4pm // At this point, the lift operators are shutting things down, hollering at us as we swoop past them, “We’re closing up in a few minutes here, get your last runs in now.” We don’t ever want to leave. A few more runs, done as quickly as we can possibly move our sliding feet down the mountain, and we head in to peel off our gear and rest in the hot tub for a snow-covered soak, both of us still a little dreamy-eyed from the day of skiing in fresh powder in near-solitude.
7pm // Skiing will take it out of you. And after two days of it, we’re exhausted. We head to Ram’s Head Bar for a simple plate of cheese, a bowl of chili – skiing is nothing without at least one bowl of chili – and a couple of Mount Hood Brewing Blondes followed by two rounds of shuffleboard in the game and movie room. I don’t even want to talk about how bad I am at this game, by the way. Almost as bad as I was at beer pong in college. We decide to pack it in for the night, knowing we have to get an early (4am) start the next day, and head back to our room for some shut eye – creepy Shining twins, thankfully, not included.

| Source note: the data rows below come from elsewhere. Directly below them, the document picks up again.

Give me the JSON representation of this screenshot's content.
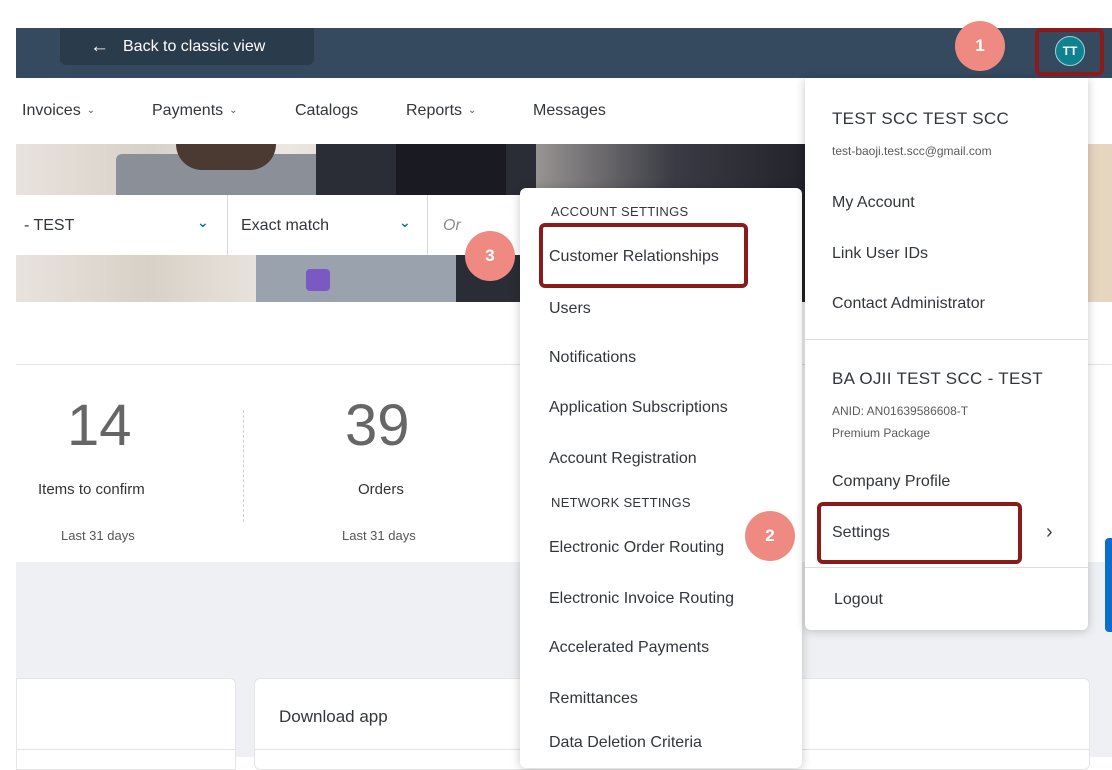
{
  "shell": {
    "back_label": "Back to classic view",
    "avatar_initials": "TT"
  },
  "nav": {
    "items": [
      {
        "label": "Invoices"
      },
      {
        "label": "Payments"
      },
      {
        "label": "Catalogs"
      },
      {
        "label": "Reports"
      },
      {
        "label": "Messages"
      }
    ]
  },
  "filter": {
    "account_value": "- TEST",
    "match_value": "Exact match",
    "order_placeholder": "Or"
  },
  "tiles": [
    {
      "count": "14",
      "label": "Items to confirm",
      "period": "Last 31 days"
    },
    {
      "count": "39",
      "label": "Orders",
      "period": "Last 31 days"
    }
  ],
  "cards": {
    "download_title": "Download app"
  },
  "settings_menu": {
    "account_section": "ACCOUNT SETTINGS",
    "account_items": [
      "Customer Relationships",
      "Users",
      "Notifications",
      "Application Subscriptions",
      "Account Registration"
    ],
    "network_section": "NETWORK SETTINGS",
    "network_items": [
      "Electronic Order Routing",
      "Electronic Invoice Routing",
      "Accelerated Payments",
      "Remittances",
      "Data Deletion Criteria"
    ]
  },
  "user_menu": {
    "name": "TEST SCC TEST SCC",
    "email": "test-baoji.test.scc@gmail.com",
    "items": [
      "My Account",
      "Link User IDs",
      "Contact Administrator"
    ],
    "company_name": "BA OJII TEST SCC - TEST",
    "anid": "ANID: AN01639586608-T",
    "package": "Premium Package",
    "company_items": [
      "Company Profile",
      "Settings"
    ],
    "logout": "Logout"
  },
  "annotations": {
    "step1": "1",
    "step2": "2",
    "step3": "3",
    "badge_color": "#ef8a83",
    "highlight_color": "#8b1a1a"
  },
  "colors": {
    "shellbar": "#354a5f",
    "avatar": "#0f828f",
    "accent": "#0a6ed1"
  }
}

Many thanks to Timberline Lodge for hosting us for an incredible weekend of snow and sustenance. All thoughts and opinions are my own and I can honestly say that though this was my first-ever time staying at Timberline, it will most definitely not be my last.
Also thanks to my husband, Barrett, for accommodating my one and only (early) birthday request for a real life snow beard. Best birthday present ever!